Together the men were now dubbed "Task Force Herren" under the command of deputy division commander Thomas W. Herren. There was little time for rest. The 70th Infantry Division was deployed to reinforced the front lines, and they were expected immediately. On 20 December 1944, they boarded a train of "forty-and-eight" box cars and traveled northward through Mulhouse roughly going parallel to the Rhine River toward Strasbourg and to the front lines. The cars gained their nickname as each was rated by the Army as capable of carrying either forty soldiers or eight horses. Ralph Crawford of the 275th described, "no one who has seen one can forget the sign, HOMMES-40-CHEVAUX-8. In other words, the old French Forty and Eights looked as though they had seen service since Napoleon. No complaints about ventilation there. Every car fitted out with a perfect cooling system. Cooling did I say? Forgive me, I meant, freezing! At the time we thought that we were as close to hell as we could get, eating 10-in-1s [parceled field ration intended to provide one meal for ten men], griping, lurching to and fro with the old cheese-boxes... and relieving ourselves in the most undignified positions ever though of in man's perverted dreams." The men covered over 500 miles in cramped conditions and arrived at Brumath, France, on Christmas Eve.

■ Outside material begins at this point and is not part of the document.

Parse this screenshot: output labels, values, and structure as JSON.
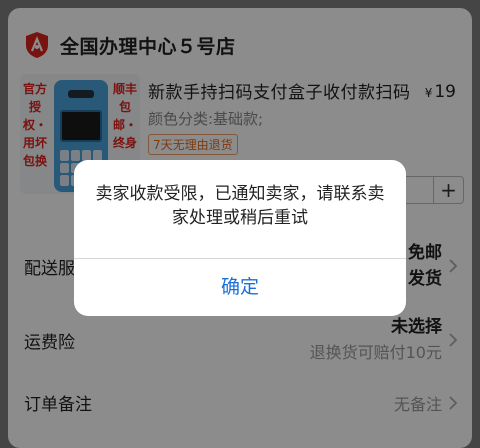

|British soldiers on board a "forty-and-eight" boxcar, 1939.|
Note the stenciled sign to the top right of the open door,
"HOMMES 40: CHEVEAUX (en long) 8"
Howard Mumm again: "That night it was difficult to remember that it was Christmas Eve. There were no Christmas trees, bright lights and tinsel; no carols were sung; no gifts were exchanged. Now and then a "Merry Christmas" was heard but there was little enthusiasm. The past few weeks of anxiety and fatigue and ever worsening cold weather had taken their toll. Only in our own hearts and to ourselves could we express all the longings for the things of the past: home and loved ones, remembrances of other Christmas Eves..." Artillery fire could be heard nearby consistently, but despite the bitter cold and sounds of war it was the last decent sleep any men of "Task Force Herren" would experience. The following day the men of the 70th Infantry Division would march to the vicinity of Bischwiller, France, south of the Haguenau Forest, and take over defensive positions on the west bank of the Rhine River.
For 22-year-old Frank Strukel, the reality of war was finally settling in, and unfortunately he had no way of knowing his first week's ordeal in France would be the highlight of his service in Europe. "War is Hell," first uttered by General William Tecumseh Sherman in 1879 while recounting his war career, has been aptly used to describe every war thereafter. Because after Christmas, 1944, Frank Louis Strukel would enter hell.